### Exercise
Using the material that follows, work out how many lines include the word "title". Your answer should be that number only.

### Records provided
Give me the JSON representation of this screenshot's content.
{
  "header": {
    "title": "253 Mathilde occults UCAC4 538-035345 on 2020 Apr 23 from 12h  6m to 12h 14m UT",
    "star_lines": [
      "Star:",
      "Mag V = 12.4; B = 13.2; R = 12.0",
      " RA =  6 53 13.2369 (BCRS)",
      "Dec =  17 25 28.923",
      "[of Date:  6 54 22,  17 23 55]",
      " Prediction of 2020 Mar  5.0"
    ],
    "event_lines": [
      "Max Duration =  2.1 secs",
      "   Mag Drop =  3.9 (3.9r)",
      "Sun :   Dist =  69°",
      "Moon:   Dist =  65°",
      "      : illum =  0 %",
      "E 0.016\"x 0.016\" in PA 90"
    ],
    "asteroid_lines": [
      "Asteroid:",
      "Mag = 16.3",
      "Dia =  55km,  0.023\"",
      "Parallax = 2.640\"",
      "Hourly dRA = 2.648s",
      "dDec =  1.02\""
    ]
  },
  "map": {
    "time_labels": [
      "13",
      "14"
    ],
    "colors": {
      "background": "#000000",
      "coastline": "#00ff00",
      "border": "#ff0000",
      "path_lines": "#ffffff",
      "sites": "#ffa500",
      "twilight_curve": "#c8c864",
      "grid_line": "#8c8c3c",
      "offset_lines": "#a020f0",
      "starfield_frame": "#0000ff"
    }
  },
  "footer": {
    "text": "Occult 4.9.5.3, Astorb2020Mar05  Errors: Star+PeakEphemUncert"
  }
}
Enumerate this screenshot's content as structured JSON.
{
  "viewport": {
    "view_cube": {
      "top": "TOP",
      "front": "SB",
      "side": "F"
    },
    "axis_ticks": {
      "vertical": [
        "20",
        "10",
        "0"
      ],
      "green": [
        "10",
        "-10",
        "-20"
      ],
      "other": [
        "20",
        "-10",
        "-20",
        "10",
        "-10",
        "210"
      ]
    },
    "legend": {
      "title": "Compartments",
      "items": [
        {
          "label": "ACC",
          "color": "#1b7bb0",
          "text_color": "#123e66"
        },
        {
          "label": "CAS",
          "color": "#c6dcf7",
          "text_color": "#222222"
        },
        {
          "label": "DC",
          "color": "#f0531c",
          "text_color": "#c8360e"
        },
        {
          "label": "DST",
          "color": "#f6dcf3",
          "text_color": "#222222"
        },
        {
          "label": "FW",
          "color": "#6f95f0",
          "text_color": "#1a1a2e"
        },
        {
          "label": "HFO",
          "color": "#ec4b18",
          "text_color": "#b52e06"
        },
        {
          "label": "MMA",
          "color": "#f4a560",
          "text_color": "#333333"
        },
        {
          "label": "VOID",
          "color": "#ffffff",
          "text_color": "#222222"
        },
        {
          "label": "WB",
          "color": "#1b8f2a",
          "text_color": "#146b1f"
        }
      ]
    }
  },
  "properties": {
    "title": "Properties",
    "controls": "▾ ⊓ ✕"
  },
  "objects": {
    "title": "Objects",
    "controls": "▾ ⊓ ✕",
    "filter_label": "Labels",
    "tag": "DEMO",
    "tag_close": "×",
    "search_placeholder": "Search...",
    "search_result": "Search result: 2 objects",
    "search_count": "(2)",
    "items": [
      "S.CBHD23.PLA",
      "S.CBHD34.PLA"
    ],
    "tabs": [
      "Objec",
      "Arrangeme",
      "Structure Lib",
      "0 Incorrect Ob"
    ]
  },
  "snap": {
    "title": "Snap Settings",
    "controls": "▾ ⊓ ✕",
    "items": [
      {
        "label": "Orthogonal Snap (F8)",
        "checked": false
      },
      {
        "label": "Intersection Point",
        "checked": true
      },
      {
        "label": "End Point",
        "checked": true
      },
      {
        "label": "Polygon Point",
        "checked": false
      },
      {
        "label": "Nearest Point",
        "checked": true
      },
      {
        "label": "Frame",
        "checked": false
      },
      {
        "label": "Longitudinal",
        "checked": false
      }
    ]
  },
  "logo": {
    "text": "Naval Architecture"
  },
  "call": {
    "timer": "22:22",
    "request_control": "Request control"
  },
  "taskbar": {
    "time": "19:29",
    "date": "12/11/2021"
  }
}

### Written response
5